Directions for this task:
Each line of the records below needs repeating exactly. Skip the pictures.

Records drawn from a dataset
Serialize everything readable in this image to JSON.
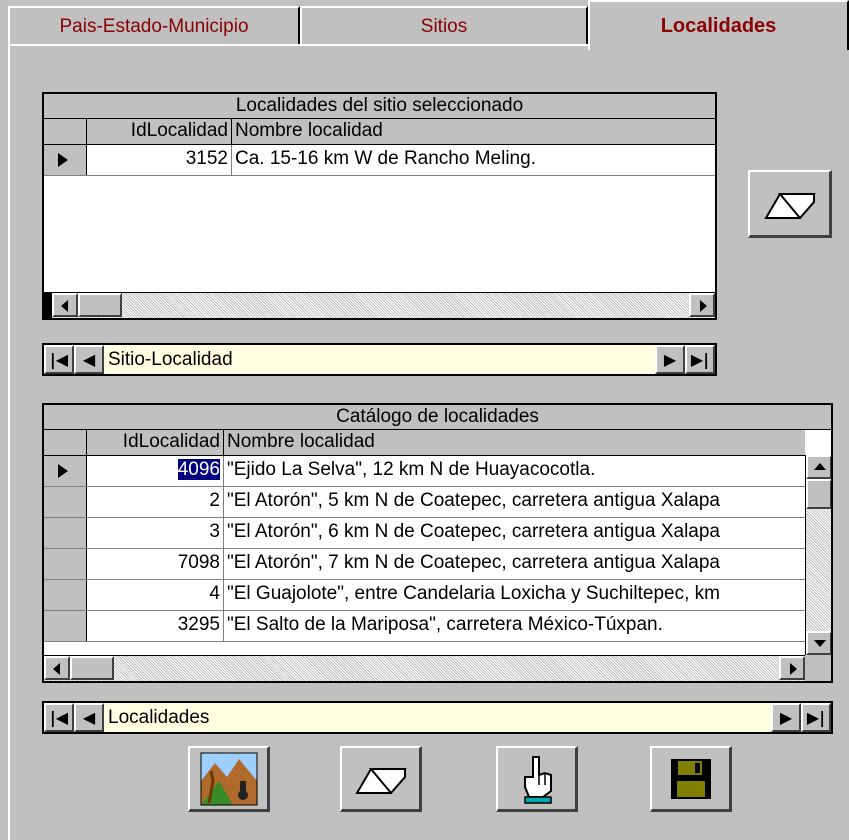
{
  "tabs": [
    {
      "label": "Pais-Estado-Municipio"
    },
    {
      "label": "Sitios"
    },
    {
      "label": "Localidades"
    }
  ],
  "grid1": {
    "title": "Localidades del sitio seleccionado",
    "col_id": "IdLocalidad",
    "col_name": "Nombre localidad",
    "rows": [
      {
        "id": "3152",
        "name": "Ca. 15-16 km W de Rancho Meling."
      }
    ]
  },
  "nav1": {
    "label": "Sitio-Localidad"
  },
  "grid2": {
    "title": "Catálogo de localidades",
    "col_id": "IdLocalidad",
    "col_name": "Nombre localidad",
    "rows": [
      {
        "id": "4096",
        "name": "\"Ejido La Selva\", 12 km N de Huayacocotla."
      },
      {
        "id": "2",
        "name": "\"El Atorón\", 5 km N de Coatepec, carretera antigua Xalapa"
      },
      {
        "id": "3",
        "name": "\"El Atorón\", 6 km N de Coatepec, carretera antigua Xalapa"
      },
      {
        "id": "7098",
        "name": "\"El Atorón\", 7 km N de Coatepec, carretera antigua Xalapa"
      },
      {
        "id": "4",
        "name": "\"El Guajolote\", entre Candelaria Loxicha y Suchiltepec, km"
      },
      {
        "id": "3295",
        "name": "\"El Salto de la Mariposa\", carretera México-Túxpan."
      }
    ]
  },
  "nav2": {
    "label": "Localidades"
  },
  "icons": {
    "eraser": "eraser-icon",
    "map": "map-picture-icon",
    "hand": "pointing-hand-icon",
    "save": "floppy-disk-icon"
  },
  "colors": {
    "tab_text": "#8b0000",
    "nav_background": "#ffffe1",
    "selection": "#000080"
  }
}
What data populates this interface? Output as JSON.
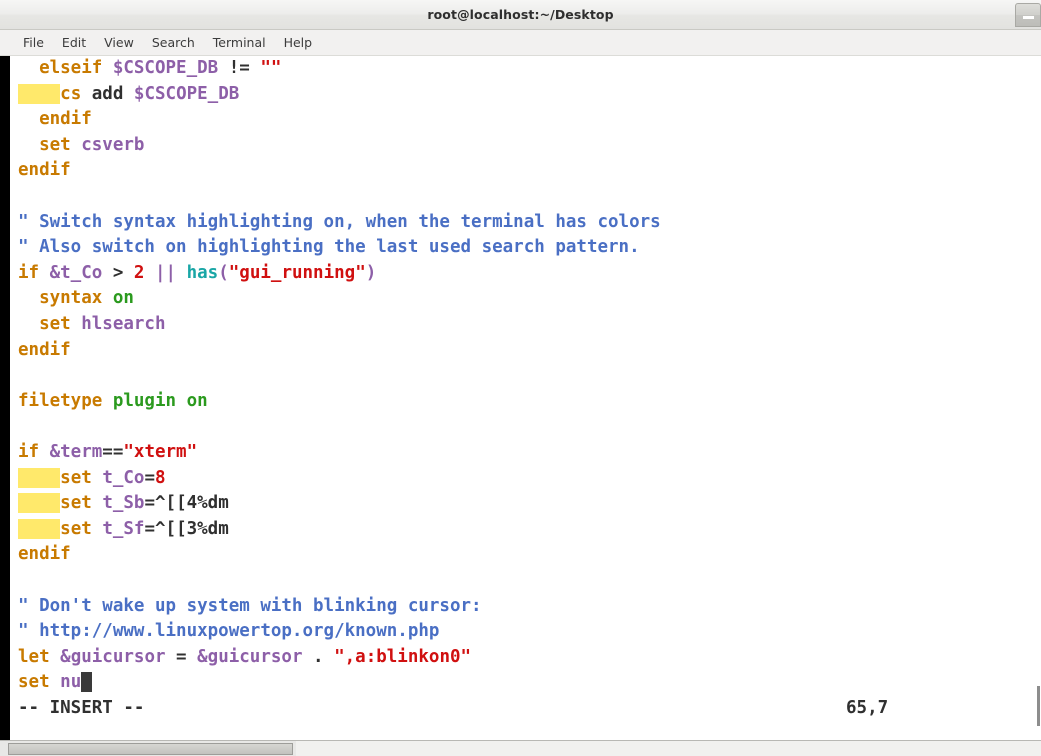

Answer to the exercise:
Serialize everything readable in this image to JSON.
{
  "tabs": [
    {
      "label": "Pais-Estado-Municipio"
    },
    {
      "label": "Sitios"
    },
    {
      "label": "Localidades"
    }
  ],
  "grid1": {
    "title": "Localidades del sitio seleccionado",
    "col_id": "IdLocalidad",
    "col_name": "Nombre localidad",
    "rows": [
      {
        "id": "3152",
        "name": "Ca. 15-16 km W de Rancho Meling."
      }
    ]
  },
  "nav1": {
    "label": "Sitio-Localidad"
  },
  "grid2": {
    "title": "Catálogo de localidades",
    "col_id": "IdLocalidad",
    "col_name": "Nombre localidad",
    "rows": [
      {
        "id": "4096",
        "name": "\"Ejido La Selva\", 12 km N de Huayacocotla."
      },
      {
        "id": "2",
        "name": "\"El Atorón\", 5 km N de Coatepec, carretera antigua Xalapa"
      },
      {
        "id": "3",
        "name": "\"El Atorón\", 6 km N de Coatepec, carretera antigua Xalapa"
      },
      {
        "id": "7098",
        "name": "\"El Atorón\", 7 km N de Coatepec, carretera antigua Xalapa"
      },
      {
        "id": "4",
        "name": "\"El Guajolote\", entre Candelaria Loxicha y Suchiltepec, km"
      },
      {
        "id": "3295",
        "name": "\"El Salto de la Mariposa\", carretera México-Túxpan."
      }
    ]
  },
  "nav2": {
    "label": "Localidades"
  },
  "icons": {
    "eraser": "eraser-icon",
    "map": "map-picture-icon",
    "hand": "pointing-hand-icon",
    "save": "floppy-disk-icon"
  },
  "colors": {
    "tab_text": "#8b0000",
    "nav_background": "#ffffe1",
    "selection": "#000080"
  }
}
What data populates this interface? Output as JSON.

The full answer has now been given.